Data supplied section start

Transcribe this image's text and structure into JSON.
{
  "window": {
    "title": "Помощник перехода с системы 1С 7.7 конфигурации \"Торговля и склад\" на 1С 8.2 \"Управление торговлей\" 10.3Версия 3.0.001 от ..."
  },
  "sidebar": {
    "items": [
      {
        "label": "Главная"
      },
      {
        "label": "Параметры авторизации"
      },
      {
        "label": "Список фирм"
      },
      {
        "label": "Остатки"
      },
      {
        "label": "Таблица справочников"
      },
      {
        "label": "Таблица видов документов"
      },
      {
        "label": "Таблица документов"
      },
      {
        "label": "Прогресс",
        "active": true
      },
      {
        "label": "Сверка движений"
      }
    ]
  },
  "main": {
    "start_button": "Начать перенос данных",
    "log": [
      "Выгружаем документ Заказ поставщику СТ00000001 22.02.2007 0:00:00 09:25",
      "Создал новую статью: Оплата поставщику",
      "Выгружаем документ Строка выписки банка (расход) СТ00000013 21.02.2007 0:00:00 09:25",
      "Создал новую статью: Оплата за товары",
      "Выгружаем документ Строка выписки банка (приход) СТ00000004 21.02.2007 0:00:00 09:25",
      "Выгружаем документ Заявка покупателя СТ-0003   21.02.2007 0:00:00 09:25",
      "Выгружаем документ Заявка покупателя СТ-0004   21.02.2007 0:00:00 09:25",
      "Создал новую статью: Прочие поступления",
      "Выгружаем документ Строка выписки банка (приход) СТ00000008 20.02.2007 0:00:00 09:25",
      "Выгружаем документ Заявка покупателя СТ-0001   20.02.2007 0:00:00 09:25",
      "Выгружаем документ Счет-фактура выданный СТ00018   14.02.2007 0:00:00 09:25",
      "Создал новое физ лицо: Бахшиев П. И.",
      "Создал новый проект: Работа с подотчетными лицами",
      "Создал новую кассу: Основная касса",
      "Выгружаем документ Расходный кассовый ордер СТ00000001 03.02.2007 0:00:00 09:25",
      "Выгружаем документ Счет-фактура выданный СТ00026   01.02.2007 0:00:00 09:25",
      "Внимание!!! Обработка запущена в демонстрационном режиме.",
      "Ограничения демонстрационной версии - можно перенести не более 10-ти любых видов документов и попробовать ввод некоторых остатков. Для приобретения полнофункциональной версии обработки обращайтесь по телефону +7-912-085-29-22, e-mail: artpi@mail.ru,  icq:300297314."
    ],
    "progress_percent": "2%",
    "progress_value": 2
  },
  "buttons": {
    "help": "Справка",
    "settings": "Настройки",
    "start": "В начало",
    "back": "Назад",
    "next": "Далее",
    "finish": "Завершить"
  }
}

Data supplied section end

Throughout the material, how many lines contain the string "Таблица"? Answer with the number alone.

* [Written solution]: 3